Globalization and international trade are also major contributors to the movement of species and are therefore important factors in invasive alien species control. Many species are intentionally moved and traded internationally and other species are transferred accidentally as a consequence of such trade. The EEA reports state that 90% of world trade is carried by sea and by 2018, the world fleet could increase by nearly 25% with volumes nearly doubling compared to 2008. In addition, approximately 650 million people travel internationally every year. Both greatly increase the risk of unintentional species transfers. These conditions need improved coordination between national authorities, including reinforced controls at airports, harbours and other entry points, with resources such as scanners and sniffer dogs, targeted training, and powers of consignment seizure and destruction.
In their 2011 paper “Socioeconomic legacy yields an invasion debt”, Essl et al. coined the term “invasion debt”, highlighting that current patterns and impacts of alien species reflect past activities and migrations rather than current patterns. Many of the most damaging alien species invaded their new habitats many years ago. It will therefore be impossible to judge the effects of current activities until decades in the future.
The boom in biofuels correlates invasive alien species and climate change. In the fight against climate change, fossil fuels are increasingly being replaced by biofuels. The 2009 EU Renewable Energy Directive (RED) endorses a mandatory 10% minimum target for the share of biofuels used in transportation by 2020. Biofuel crops may provide opportunities for alien species to invade new territories, as they are planted on large scales and are usually fast growing and highly competitive species.
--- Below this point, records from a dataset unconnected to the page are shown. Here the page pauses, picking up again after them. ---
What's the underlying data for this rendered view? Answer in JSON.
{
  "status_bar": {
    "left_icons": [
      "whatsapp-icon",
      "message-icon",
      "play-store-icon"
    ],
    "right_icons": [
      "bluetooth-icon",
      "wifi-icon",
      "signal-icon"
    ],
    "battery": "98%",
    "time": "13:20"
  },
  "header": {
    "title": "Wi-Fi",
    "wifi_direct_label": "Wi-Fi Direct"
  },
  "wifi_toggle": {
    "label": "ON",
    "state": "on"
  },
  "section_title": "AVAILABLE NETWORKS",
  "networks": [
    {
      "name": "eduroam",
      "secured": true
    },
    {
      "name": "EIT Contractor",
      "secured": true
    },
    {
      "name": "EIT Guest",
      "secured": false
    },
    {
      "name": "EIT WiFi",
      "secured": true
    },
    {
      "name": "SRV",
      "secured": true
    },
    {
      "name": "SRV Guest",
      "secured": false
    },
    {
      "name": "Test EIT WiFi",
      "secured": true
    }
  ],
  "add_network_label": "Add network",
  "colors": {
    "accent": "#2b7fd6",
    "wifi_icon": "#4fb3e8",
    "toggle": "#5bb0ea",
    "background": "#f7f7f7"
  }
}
Apart from deforestation and land change brought about for their production, there is a high risk of such crop species spreading outside their official production areas. This means carrying out risk assessments before selecting biofuel species for specific areas.
Climate change is an environmental phenomenon with varied effects, including changing which species are able and unable to thrive in specific areas. Native species which fail to adapt to the new environmental conditions of their native territory are likely to die out and be replaced by better adapted alien species. Climate change is also expected to affect the distribution and impacts of existing invasive alien species. Many are highly adaptable and are likely to cope better than native species, increasing the likelihood of their dominance. Natural disasters such as floods and fires which destroy or displace native species may also allow new species to replace them.
It will therefore be impossible to judge the effects of current activities until decades in the future.
One problem in dealing with this issue is the lack of globally accepted, reliable indicators of biological invasions. The EEA project, “Streamlining European 2010 Biodiversity Indicators” assesses progress towards halting the loss of biodiversity in Europe by 2010. A response indicator measuring the “Trends in invasive alien species in Europe” was developed as part of this process, and consisted of two elements:
1. Cumulative number of alien species in Europe since 1900
2. Worst invasive alien species threatening biodiversity in Europe
This indicator is considered to be effective, but needs further improvement. A lack of consensus about the definition of invasive species, the lack of reliable data about both native and invasive species, and the variety of species involved and the problems they cause all make establishing reliable indicators difficult. Many projects continue to work on this issue and much more work remains to be done.
Writer: Ruth Gamano is an independent contributor to Revolve. This article appeared in Revolve#9, Fall 2013, pages 10-17